The treaty has not solved all the problems and controversies surrounding trading between Canada and the United States. The imposition of a 27 percent tariff on the import of Canadian softwood lumber by the United States has caused considerable argument. Canada has been concerned about the provision in NAFTA that states that once anything is sold as a commodity, governments are prohibited from stopping its continued sale as such. The “commodity” causing the problem is water from Canadian lakes and rivers. Another issue involves the importation of banned substances. There has also been dissension over certain changes that Canada has made to its taxation laws.
Public opinion about the benefits of or harm done by NAFTA remain varied, as free trade has been an ongoing issue between Canada and the United States since their first exchange of goods. Whether free trade eliminates or increases jobs, whether it creates a dangerous economic dependence between countries, or whether it has the potential to destroy a country’s autonomy all remain unresolved topics of debate associated with trade between the United States and Canada.

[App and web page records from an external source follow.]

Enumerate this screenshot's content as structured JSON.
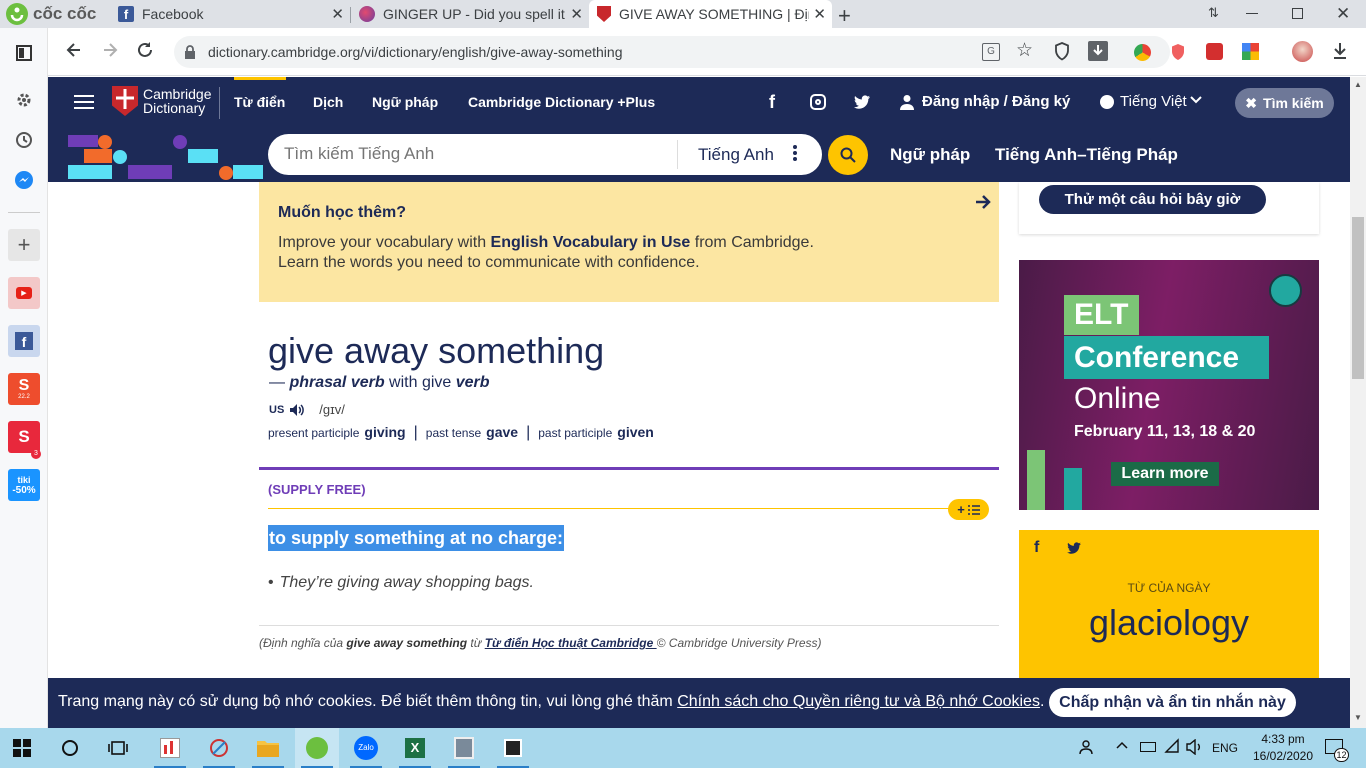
{
  "browser": {
    "brand": "cốc cốc",
    "tabs": [
      {
        "title": "Facebook"
      },
      {
        "title": "GINGER UP - Did you spell it c"
      },
      {
        "title": "GIVE AWAY SOMETHING | Địn"
      }
    ],
    "url": "dictionary.cambridge.org/vi/dictionary/english/give-away-something",
    "badge_count": "3"
  },
  "site": {
    "logo_line1": "Cambridge",
    "logo_line2": "Dictionary",
    "nav": [
      "Từ điển",
      "Dịch",
      "Ngữ pháp",
      "Cambridge Dictionary +Plus"
    ],
    "login": "Đăng nhập / Đăng ký",
    "language": "Tiếng Việt",
    "search_toggle": "Tìm kiếm",
    "search_placeholder": "Tìm kiếm Tiếng Anh",
    "search_lang": "Tiếng Anh",
    "sub_links": [
      "Ngữ pháp",
      "Tiếng Anh–Tiếng Pháp"
    ]
  },
  "promo": {
    "title": "Muốn học thêm?",
    "line1_pre": "Improve your vocabulary with ",
    "line1_bold": "English Vocabulary in Use",
    "line1_post": " from Cambridge.",
    "line2": "Learn the words you need to communicate with confidence."
  },
  "entry": {
    "headword": "give away something",
    "dash": "— ",
    "pos": "phrasal verb",
    "with_text": " with give ",
    "with_pos": "verb",
    "region": "US",
    "ipa": "/ɡɪv/",
    "forms": [
      {
        "label": "present participle",
        "value": "giving"
      },
      {
        "label": "past tense",
        "value": "gave"
      },
      {
        "label": "past participle",
        "value": "given"
      }
    ],
    "guideword": "(SUPPLY FREE)",
    "add_button": "+",
    "definition": "to supply something at no charge:",
    "example": "They’re giving away shopping bags.",
    "credit_pre": "(Định nghĩa của ",
    "credit_word": "give away something",
    "credit_mid": " từ ",
    "credit_link": "Từ điển Học thuật Cambridge ",
    "credit_post": " © Cambridge University Press)"
  },
  "sidebar_right": {
    "quiz_button": "Thử một câu hỏi bây giờ",
    "ad": {
      "tag1": "ELT",
      "tag2": "Conference",
      "line3": "Online",
      "dates": "February 11, 13, 18 & 20",
      "cta": "Learn more"
    },
    "wotd_label": "TỪ CỦA NGÀY",
    "wotd_word": "glaciology"
  },
  "cookie": {
    "text": "Trang mạng này có sử dụng bộ nhớ cookies. Để biết thêm thông tin, vui lòng ghé thăm ",
    "link": "Chính sách cho Quyền riêng tư và Bộ nhớ Cookies",
    "end": ".",
    "accept": "Chấp nhận và ẩn tin nhắn này"
  },
  "sidebar_badges": {
    "shopee": "22.2",
    "tiki_line1": "tiki",
    "tiki_line2": "-50%"
  },
  "taskbar": {
    "lang": "ENG",
    "time": "4:33 pm",
    "date": "16/02/2020",
    "notif": "12",
    "zalo": "Zalo"
  },
  "colors": {
    "navy": "#1d2a57",
    "promo_bg": "#fce6a2",
    "divider_purple": "#6f3db7",
    "highlight": "#3d8fe6",
    "wotd_bg": "#fec400"
  }
}
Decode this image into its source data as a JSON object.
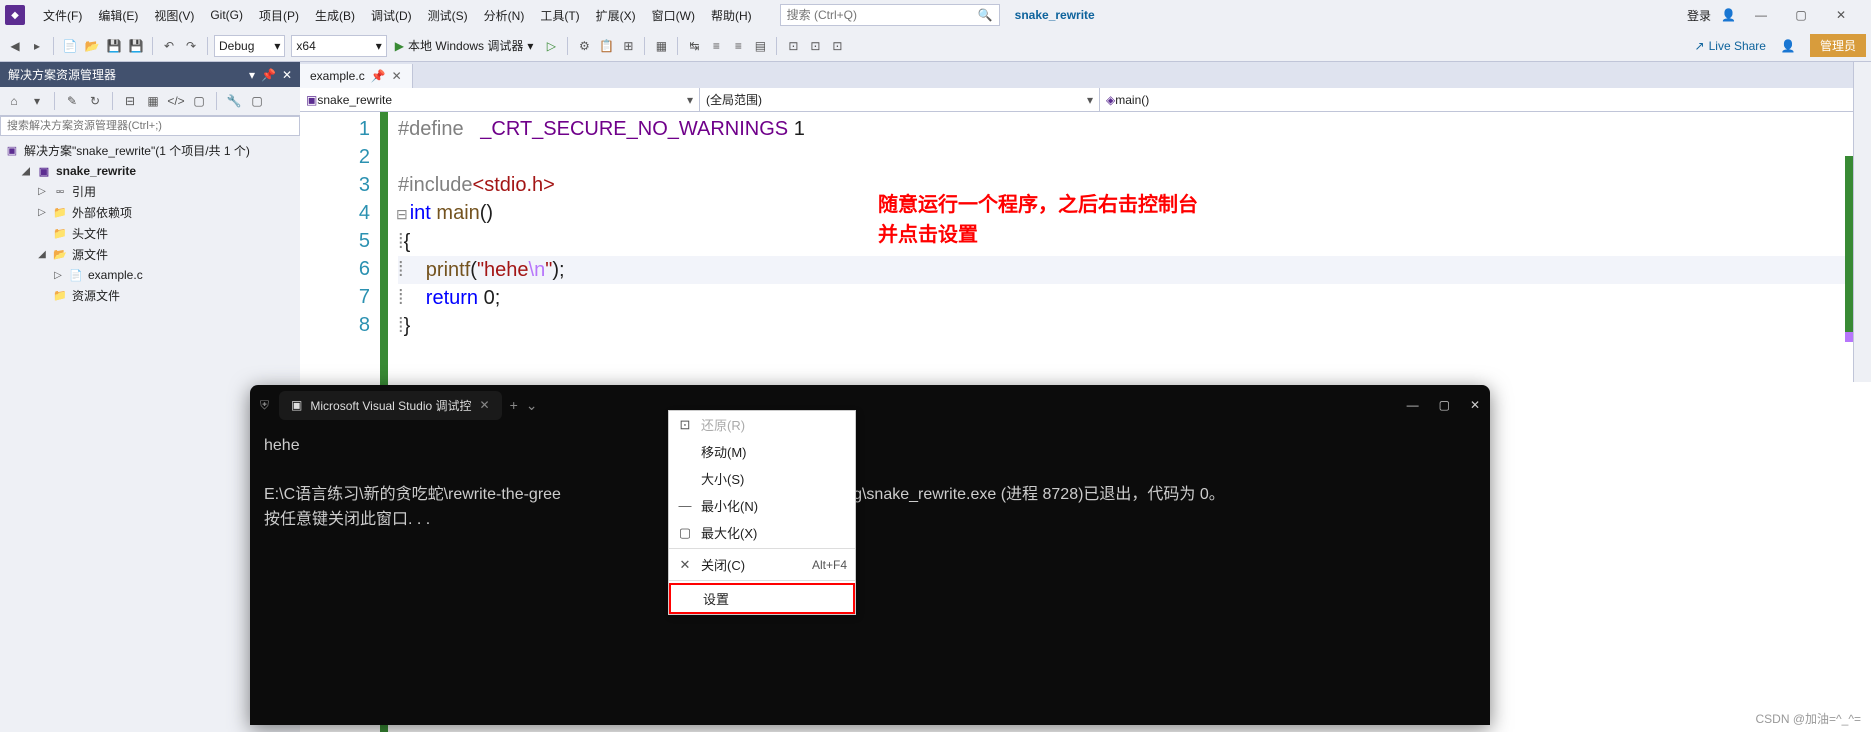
{
  "menu": {
    "items": [
      "文件(F)",
      "编辑(E)",
      "视图(V)",
      "Git(G)",
      "项目(P)",
      "生成(B)",
      "调试(D)",
      "测试(S)",
      "分析(N)",
      "工具(T)",
      "扩展(X)",
      "窗口(W)",
      "帮助(H)"
    ],
    "search_placeholder": "搜索 (Ctrl+Q)",
    "project": "snake_rewrite",
    "login": "登录",
    "admin": "管理员"
  },
  "toolbar": {
    "config": "Debug",
    "platform": "x64",
    "debug_btn": "本地 Windows 调试器",
    "liveshare": "Live Share"
  },
  "solution_explorer": {
    "title": "解决方案资源管理器",
    "search_placeholder": "搜索解决方案资源管理器(Ctrl+;)",
    "root": "解决方案\"snake_rewrite\"(1 个项目/共 1 个)",
    "project": "snake_rewrite",
    "refs": "引用",
    "external": "外部依赖项",
    "headers": "头文件",
    "sources": "源文件",
    "file1": "example.c",
    "resources": "资源文件"
  },
  "editor": {
    "tab": "example.c",
    "nav1": "snake_rewrite",
    "nav2": "(全局范围)",
    "nav3": "main()",
    "code": {
      "l1_def": "#define   ",
      "l1_macro": "_CRT_SECURE_NO_WARNINGS",
      "l1_val": " 1",
      "l3_inc": "#include",
      "l3_path": "<stdio.h>",
      "l4_int": "int",
      "l4_main": " main",
      "l4_paren": "()",
      "l5": "{",
      "l6_indent": "    ",
      "l6_fn": "printf",
      "l6_p1": "(",
      "l6_s1": "\"hehe",
      "l6_esc": "\\n",
      "l6_s2": "\"",
      "l6_p2": ");",
      "l7_indent": "    ",
      "l7_ret": "return",
      "l7_val": " 0;",
      "l8": "}"
    },
    "annotation_l1": "随意运行一个程序，之后右击控制台",
    "annotation_l2": "并点击设置"
  },
  "console": {
    "tab_title": "Microsoft Visual Studio 调试控",
    "output_l1": "hehe",
    "output_l2": "E:\\C语言练习\\新的贪吃蛇\\rewrite-the-gree",
    "output_l2b": "ite\\x64\\Debug\\snake_rewrite.exe (进程 8728)已退出，代码为 0。",
    "output_l3": "按任意键关闭此窗口. . ."
  },
  "context_menu": {
    "restore": "还原(R)",
    "move": "移动(M)",
    "size": "大小(S)",
    "minimize": "最小化(N)",
    "maximize": "最大化(X)",
    "close": "关闭(C)",
    "close_key": "Alt+F4",
    "settings": "设置"
  },
  "watermark": "CSDN @加油=^_^="
}
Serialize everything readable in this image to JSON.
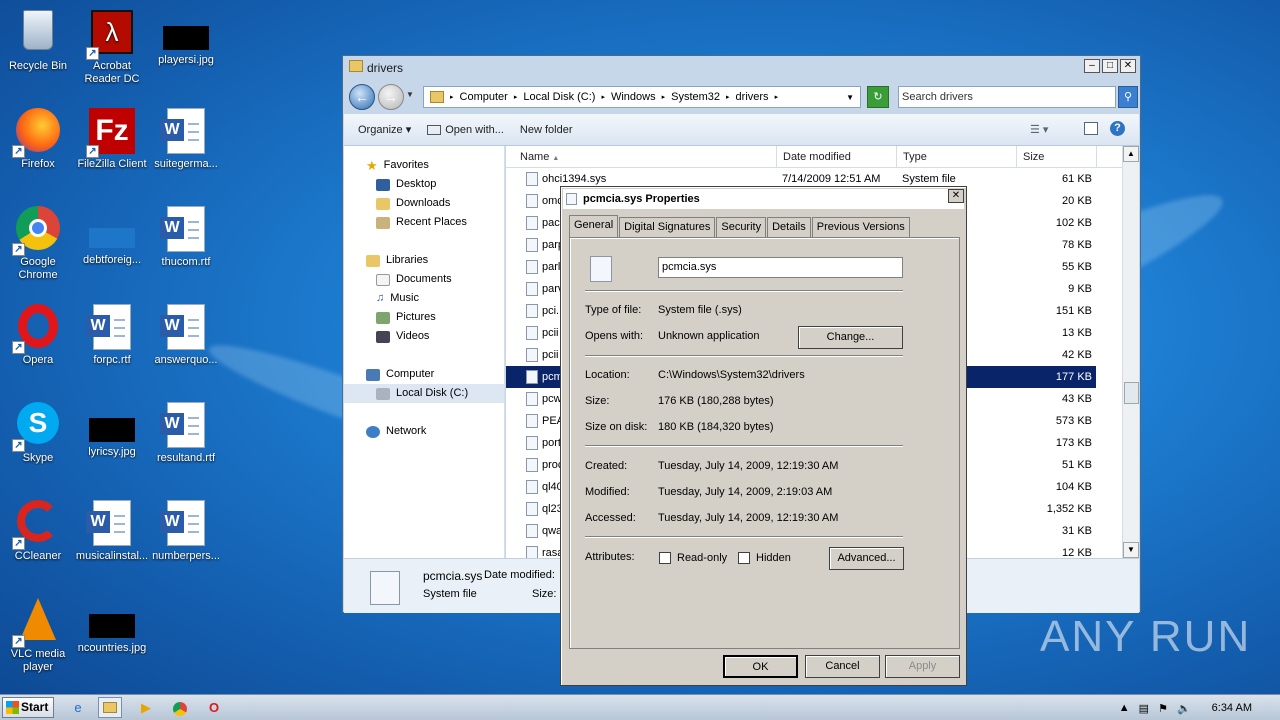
{
  "desktop": {
    "icons": [
      {
        "label": "Recycle Bin"
      },
      {
        "label": "Acrobat Reader DC"
      },
      {
        "label": "playersi.jpg"
      },
      {
        "label": "Firefox"
      },
      {
        "label": "FileZilla Client"
      },
      {
        "label": "suitegerma..."
      },
      {
        "label": "Google Chrome"
      },
      {
        "label": "debtforeig..."
      },
      {
        "label": "thucom.rtf"
      },
      {
        "label": "Opera"
      },
      {
        "label": "forpc.rtf"
      },
      {
        "label": "answerquo..."
      },
      {
        "label": "Skype"
      },
      {
        "label": "lyricsy.jpg"
      },
      {
        "label": "resultand.rtf"
      },
      {
        "label": "CCleaner"
      },
      {
        "label": "musicalinstal..."
      },
      {
        "label": "numberpers..."
      },
      {
        "label": "VLC media player"
      },
      {
        "label": "ncountries.jpg"
      }
    ]
  },
  "explorer": {
    "title": "drivers",
    "breadcrumb": [
      "Computer",
      "Local Disk (C:)",
      "Windows",
      "System32",
      "drivers"
    ],
    "search_placeholder": "Search drivers",
    "toolbar": {
      "organize": "Organize",
      "open_with": "Open with...",
      "new_folder": "New folder"
    },
    "nav": {
      "favorites": "Favorites",
      "desktop": "Desktop",
      "downloads": "Downloads",
      "recent": "Recent Places",
      "libraries": "Libraries",
      "documents": "Documents",
      "music": "Music",
      "pictures": "Pictures",
      "videos": "Videos",
      "computer": "Computer",
      "local_disk": "Local Disk (C:)",
      "network": "Network"
    },
    "columns": {
      "name": "Name",
      "date": "Date modified",
      "type": "Type",
      "size": "Size"
    },
    "rows": [
      {
        "name": "ohci1394.sys",
        "date": "7/14/2009 12:51 AM",
        "type": "System file",
        "size": "61 KB"
      },
      {
        "name": "omc",
        "date": "",
        "type": "",
        "size": "20 KB"
      },
      {
        "name": "pac",
        "date": "",
        "type": "",
        "size": "102 KB"
      },
      {
        "name": "parp",
        "date": "",
        "type": "",
        "size": "78 KB"
      },
      {
        "name": "parl",
        "date": "",
        "type": "",
        "size": "55 KB"
      },
      {
        "name": "parv",
        "date": "",
        "type": "",
        "size": "9 KB"
      },
      {
        "name": "pci.",
        "date": "",
        "type": "",
        "size": "151 KB"
      },
      {
        "name": "pcii",
        "date": "",
        "type": "",
        "size": "13 KB"
      },
      {
        "name": "pcii",
        "date": "",
        "type": "",
        "size": "42 KB"
      },
      {
        "name": "pcm",
        "date": "",
        "type": "",
        "size": "177 KB"
      },
      {
        "name": "pcw",
        "date": "",
        "type": "",
        "size": "43 KB"
      },
      {
        "name": "PEA",
        "date": "",
        "type": "",
        "size": "573 KB"
      },
      {
        "name": "port",
        "date": "",
        "type": "",
        "size": "173 KB"
      },
      {
        "name": "proc",
        "date": "",
        "type": "",
        "size": "51 KB"
      },
      {
        "name": "ql40",
        "date": "",
        "type": "",
        "size": "104 KB"
      },
      {
        "name": "ql23",
        "date": "",
        "type": "",
        "size": "1,352 KB"
      },
      {
        "name": "qwa",
        "date": "",
        "type": "",
        "size": "31 KB"
      },
      {
        "name": "rasa",
        "date": "",
        "type": "",
        "size": "12 KB"
      }
    ],
    "details": {
      "name": "pcmcia.sys",
      "date_label": "Date modified:",
      "type": "System file",
      "size_label": "Size:"
    }
  },
  "dialog": {
    "title": "pcmcia.sys Properties",
    "tabs": [
      "General",
      "Digital Signatures",
      "Security",
      "Details",
      "Previous Versions"
    ],
    "filename": "pcmcia.sys",
    "type_label": "Type of file:",
    "type_value": "System file (.sys)",
    "opens_label": "Opens with:",
    "opens_value": "Unknown application",
    "change": "Change...",
    "location_label": "Location:",
    "location_value": "C:\\Windows\\System32\\drivers",
    "size_label": "Size:",
    "size_value": "176 KB (180,288 bytes)",
    "disk_label": "Size on disk:",
    "disk_value": "180 KB (184,320 bytes)",
    "created_label": "Created:",
    "created_value": "Tuesday, July 14, 2009, 12:19:30 AM",
    "modified_label": "Modified:",
    "modified_value": "Tuesday, July 14, 2009, 2:19:03 AM",
    "accessed_label": "Accessed:",
    "accessed_value": "Tuesday, July 14, 2009, 12:19:30 AM",
    "attributes_label": "Attributes:",
    "readonly": "Read-only",
    "hidden": "Hidden",
    "advanced": "Advanced...",
    "ok": "OK",
    "cancel": "Cancel",
    "apply": "Apply"
  },
  "taskbar": {
    "start": "Start",
    "clock": "6:34 AM"
  },
  "watermark": "ANY RUN"
}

Anastakis, Dimitry. Auto Pact: Creating a Borderless North American Auto Industry, 1960-1971. Toronto: University of Toronto Press, 2005. Views the Auto Pact as good for the Canadian economy, although it eliminated a Canadian automotive industry. Illustrations, bibliography, and appendixes. Corsi, Jerome R. The Late Great U.S.A.: The Coming Merger with Mexico and Canada. Los Angeles: World Ahead Media, 2007. Sees NAFTA as leading to a North American community like the European Union and predicts dangers for the United States. Illustrations, foreword, and appendixes. Hakim, Peter, and Robert E. Litan, eds. The Future of North American Integration: Beyond NAFTA. Washington, D.C.: Brookings Institution Press, 2002. Discusses the issue of how fully NAFTA addresses the relationship among the United States, Canada, and Mexico, and contains essays by experts from the countries. Orchard, David. The Fight for Canada: Four Centuries of Resistance to American Expansion. Westmount, Que.: Robert Davies Multimedia, 1998. Discusses the history of opposition to free trade, U.S. investment in Canada, and the dangers of Canadian economic dependence on the United States. Thomas, David M., and Barbara Boyle Torrey, eds. Canada and the United States: Differences That Count. Peterborough, Ont.: Broadview Press, 2007. Gives insights into Canadian and American attitudes, and can be useful to understand the underlying cultural differences that cause problems in trading, especially free trade. Thompson, John Herd, and Stephen J. Randall. Canada and the United States: Ambivalent Allies. Athens: University of Georgia Press, 2008. Covers Canadian-United States relations from the American Revolution to the present. Weintraub, Sidney, ed. NAFTA’s Impact on North America: The First Decade. Washington, D.C.: Center for Strategic and International Studies, 2004. In-depth, unbiased analysis of NAFTA and its effects.
Fur trapping and trading
General Agreement on Tariffs and Trade
International economics and trade
Mexican trade with the United States
North American Free Trade Agreement
War of 1812